● **WORK ORDER**: Your task is to return the listing below word for word, without any of its images.

↓

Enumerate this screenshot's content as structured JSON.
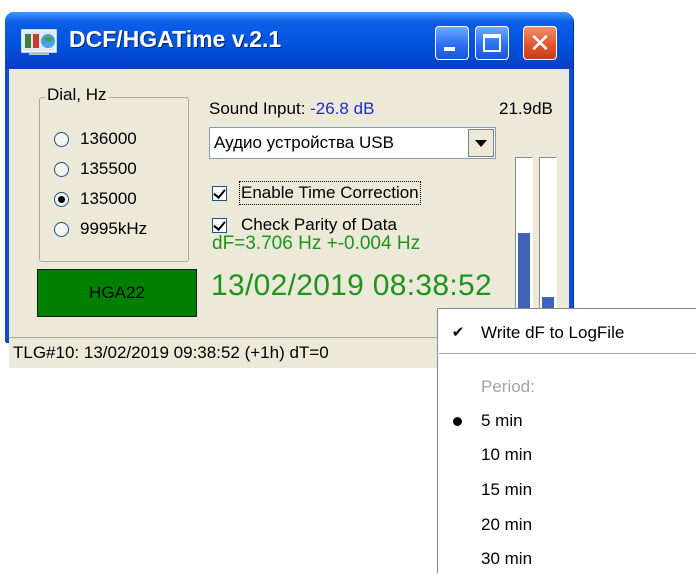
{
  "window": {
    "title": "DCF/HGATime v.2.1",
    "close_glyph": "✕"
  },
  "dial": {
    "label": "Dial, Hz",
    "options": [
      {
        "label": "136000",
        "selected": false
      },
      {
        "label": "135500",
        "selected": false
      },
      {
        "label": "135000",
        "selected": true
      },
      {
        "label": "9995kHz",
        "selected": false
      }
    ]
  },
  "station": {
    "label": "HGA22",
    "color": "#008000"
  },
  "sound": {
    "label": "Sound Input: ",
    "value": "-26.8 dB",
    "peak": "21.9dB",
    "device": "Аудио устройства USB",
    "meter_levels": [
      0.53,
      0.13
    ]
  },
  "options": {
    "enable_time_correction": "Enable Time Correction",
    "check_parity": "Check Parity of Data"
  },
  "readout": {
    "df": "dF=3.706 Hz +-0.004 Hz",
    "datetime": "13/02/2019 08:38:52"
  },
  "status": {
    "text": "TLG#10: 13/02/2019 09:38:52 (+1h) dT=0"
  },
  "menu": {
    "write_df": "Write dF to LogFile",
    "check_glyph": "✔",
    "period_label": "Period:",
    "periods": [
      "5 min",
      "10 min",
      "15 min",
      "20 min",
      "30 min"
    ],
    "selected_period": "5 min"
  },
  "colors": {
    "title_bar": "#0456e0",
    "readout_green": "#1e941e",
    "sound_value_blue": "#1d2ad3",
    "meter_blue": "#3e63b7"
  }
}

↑

● **ANSWER FOR THIS EXERCISE**:
Enumerate this screenshot's content as structured JSON.
{
  "window": {
    "title": "DCF/HGATime v.2.1",
    "close_glyph": "✕"
  },
  "dial": {
    "label": "Dial, Hz",
    "options": [
      {
        "label": "136000",
        "selected": false
      },
      {
        "label": "135500",
        "selected": false
      },
      {
        "label": "135000",
        "selected": true
      },
      {
        "label": "9995kHz",
        "selected": false
      }
    ]
  },
  "station": {
    "label": "HGA22",
    "color": "#008000"
  },
  "sound": {
    "label": "Sound Input: ",
    "value": "-26.8 dB",
    "peak": "21.9dB",
    "device": "Аудио устройства USB",
    "meter_levels": [
      0.53,
      0.13
    ]
  },
  "options": {
    "enable_time_correction": "Enable Time Correction",
    "check_parity": "Check Parity of Data"
  },
  "readout": {
    "df": "dF=3.706 Hz +-0.004 Hz",
    "datetime": "13/02/2019 08:38:52"
  },
  "status": {
    "text": "TLG#10: 13/02/2019 09:38:52 (+1h) dT=0"
  },
  "menu": {
    "write_df": "Write dF to LogFile",
    "check_glyph": "✔",
    "period_label": "Period:",
    "periods": [
      "5 min",
      "10 min",
      "15 min",
      "20 min",
      "30 min"
    ],
    "selected_period": "5 min"
  },
  "colors": {
    "title_bar": "#0456e0",
    "readout_green": "#1e941e",
    "sound_value_blue": "#1d2ad3",
    "meter_blue": "#3e63b7"
  }
}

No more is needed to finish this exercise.